US delivers Hellfire missiles

The US delivered 100 Hellfire missiles, along with assault rifles and ammunition to Baghdad as part of its anti-terrorism assistance to the country, the US embassy said on Sunday. In a statement, it said the delivery was made earlier this month in order to help bolster forces fighting the Islamic State of Iraq and the Levant (ISIL). “It is essential that Iraqi Security Forces are equipped with modern and effective weaponry given the serious threat ... the ISIL now poses to Iraq and the region,” the statement said. It added that since mid-January, Baghdad’s security forces had received more than 11 million rounds of ammunition, as well as thousands of machine guns, sniper rifles, assault rifles and grenades.


Mercury shrinking: scientists

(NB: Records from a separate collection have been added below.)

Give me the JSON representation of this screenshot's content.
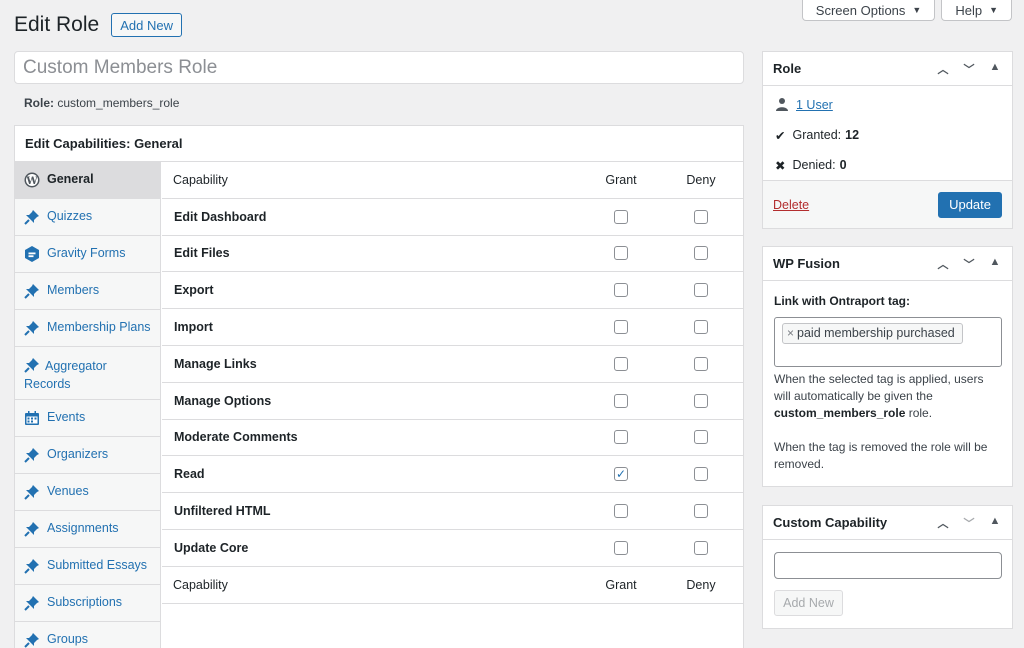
{
  "screen_meta": {
    "screen_options": "Screen Options",
    "help": "Help"
  },
  "header": {
    "title": "Edit Role",
    "add_new": "Add New"
  },
  "role_title_value": "Custom Members Role",
  "role_slug": {
    "label": "Role:",
    "value": "custom_members_role"
  },
  "capabilities": {
    "heading": "Edit Capabilities: General",
    "sidebar": [
      {
        "label": "General",
        "icon": "wordpress-icon",
        "active": true
      },
      {
        "label": "Quizzes",
        "icon": "pin-icon"
      },
      {
        "label": "Gravity Forms",
        "icon": "gravity-forms-icon"
      },
      {
        "label": "Members",
        "icon": "pin-icon"
      },
      {
        "label": "Membership Plans",
        "icon": "pin-icon"
      },
      {
        "label": "Aggregator Records",
        "icon": "pin-icon"
      },
      {
        "label": "Events",
        "icon": "calendar-icon"
      },
      {
        "label": "Organizers",
        "icon": "pin-icon"
      },
      {
        "label": "Venues",
        "icon": "pin-icon"
      },
      {
        "label": "Assignments",
        "icon": "pin-icon"
      },
      {
        "label": "Submitted Essays",
        "icon": "pin-icon"
      },
      {
        "label": "Subscriptions",
        "icon": "pin-icon"
      },
      {
        "label": "Groups",
        "icon": "pin-icon"
      }
    ],
    "columns": {
      "capability": "Capability",
      "grant": "Grant",
      "deny": "Deny"
    },
    "rows": [
      {
        "name": "Edit Dashboard",
        "grant": false,
        "deny": false
      },
      {
        "name": "Edit Files",
        "grant": false,
        "deny": false
      },
      {
        "name": "Export",
        "grant": false,
        "deny": false
      },
      {
        "name": "Import",
        "grant": false,
        "deny": false
      },
      {
        "name": "Manage Links",
        "grant": false,
        "deny": false
      },
      {
        "name": "Manage Options",
        "grant": false,
        "deny": false
      },
      {
        "name": "Moderate Comments",
        "grant": false,
        "deny": false
      },
      {
        "name": "Read",
        "grant": true,
        "deny": false
      },
      {
        "name": "Unfiltered HTML",
        "grant": false,
        "deny": false
      },
      {
        "name": "Update Core",
        "grant": false,
        "deny": false
      }
    ]
  },
  "role_box": {
    "title": "Role",
    "users_link": "1 User",
    "granted_label": "Granted:",
    "granted_count": "12",
    "denied_label": "Denied:",
    "denied_count": "0",
    "delete": "Delete",
    "update": "Update"
  },
  "fusion_box": {
    "title": "WP Fusion",
    "label": "Link with Ontraport tag:",
    "tag": "paid membership purchased",
    "desc1_a": "When the selected tag is applied, users will automatically be given the ",
    "desc1_role": "custom_members_role",
    "desc1_b": " role.",
    "desc2": "When the tag is removed the role will be removed."
  },
  "custom_box": {
    "title": "Custom Capability",
    "button": "Add New",
    "input_value": ""
  },
  "colors": {
    "accent": "#2271b1",
    "danger": "#b32d2e",
    "background": "#f0f0f1"
  }
}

Beneath its Sun-scorched exterior, the planet Mercury is cooling, which is causing it to shrink ever so slightly, scientists said on Sunday. Over the last 3.8 billion years, the planet has shrunk by up to 14km to reach its present diameter of 4,800km, they said. Mercury, like Earth, is believed to have a superhot metallic core, but unlike Earth it has no tectonic plates, which bump and jostle and slide in response to the stress that heat loss causes on the planet’s crust. Instead, Mercury has just a single, rigid top layer, which means the stress is transmitted directly to the planet’s surface, causing it to “wrinkle” into gouges and ridges as the planet cools. Planetary geologists led by Paul Byrne at the Carnegie Institution for Science in Washington used a tally of these features to get a yardstick for the planet’s thermal contraction, the term for shrinkage through heat loss. Earlier estimates based on images of only 45 percent of the planet suggested a contraction of 1.6km to 6km.